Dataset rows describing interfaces

——————————

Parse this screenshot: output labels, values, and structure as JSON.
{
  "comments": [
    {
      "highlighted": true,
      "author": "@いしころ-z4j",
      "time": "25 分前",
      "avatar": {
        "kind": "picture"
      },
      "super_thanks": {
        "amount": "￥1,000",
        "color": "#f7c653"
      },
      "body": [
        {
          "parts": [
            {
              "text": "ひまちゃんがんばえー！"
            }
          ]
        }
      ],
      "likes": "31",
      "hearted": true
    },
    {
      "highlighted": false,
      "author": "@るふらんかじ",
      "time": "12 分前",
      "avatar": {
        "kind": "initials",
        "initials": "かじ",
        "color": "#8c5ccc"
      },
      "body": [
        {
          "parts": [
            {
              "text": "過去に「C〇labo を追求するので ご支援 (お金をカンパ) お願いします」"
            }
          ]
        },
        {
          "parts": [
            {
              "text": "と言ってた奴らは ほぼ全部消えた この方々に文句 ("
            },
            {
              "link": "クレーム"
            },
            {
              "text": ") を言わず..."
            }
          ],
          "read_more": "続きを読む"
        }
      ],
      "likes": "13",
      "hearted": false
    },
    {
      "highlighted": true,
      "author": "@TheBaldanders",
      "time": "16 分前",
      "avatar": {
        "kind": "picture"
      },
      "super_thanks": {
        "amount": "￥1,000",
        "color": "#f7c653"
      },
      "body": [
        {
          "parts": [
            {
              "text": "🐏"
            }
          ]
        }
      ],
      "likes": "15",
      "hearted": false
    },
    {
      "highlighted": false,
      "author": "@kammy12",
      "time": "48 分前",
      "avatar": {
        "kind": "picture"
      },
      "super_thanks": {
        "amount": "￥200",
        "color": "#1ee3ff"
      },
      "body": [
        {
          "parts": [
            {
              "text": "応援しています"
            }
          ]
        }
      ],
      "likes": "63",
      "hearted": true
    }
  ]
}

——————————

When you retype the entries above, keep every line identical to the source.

Parse this screenshot: output labels, values, and structure as JSON.
{
  "comments": [
    {
      "highlighted": true,
      "author": "@いしころ-z4j",
      "time": "25 分前",
      "avatar": {
        "kind": "picture"
      },
      "super_thanks": {
        "amount": "￥1,000",
        "color": "#f7c653"
      },
      "body": [
        {
          "parts": [
            {
              "text": "ひまちゃんがんばえー！"
            }
          ]
        }
      ],
      "likes": "31",
      "hearted": true
    },
    {
      "highlighted": false,
      "author": "@るふらんかじ",
      "time": "12 分前",
      "avatar": {
        "kind": "initials",
        "initials": "かじ",
        "color": "#8c5ccc"
      },
      "body": [
        {
          "parts": [
            {
              "text": "過去に「C〇labo を追求するので ご支援 (お金をカンパ) お願いします」"
            }
          ]
        },
        {
          "parts": [
            {
              "text": "と言ってた奴らは ほぼ全部消えた この方々に文句 ("
            },
            {
              "link": "クレーム"
            },
            {
              "text": ") を言わず..."
            }
          ],
          "read_more": "続きを読む"
        }
      ],
      "likes": "13",
      "hearted": false
    },
    {
      "highlighted": true,
      "author": "@TheBaldanders",
      "time": "16 分前",
      "avatar": {
        "kind": "picture"
      },
      "super_thanks": {
        "amount": "￥1,000",
        "color": "#f7c653"
      },
      "body": [
        {
          "parts": [
            {
              "text": "🐏"
            }
          ]
        }
      ],
      "likes": "15",
      "hearted": false
    },
    {
      "highlighted": false,
      "author": "@kammy12",
      "time": "48 分前",
      "avatar": {
        "kind": "picture"
      },
      "super_thanks": {
        "amount": "￥200",
        "color": "#1ee3ff"
      },
      "body": [
        {
          "parts": [
            {
              "text": "応援しています"
            }
          ]
        }
      ],
      "likes": "63",
      "hearted": true
    }
  ]
}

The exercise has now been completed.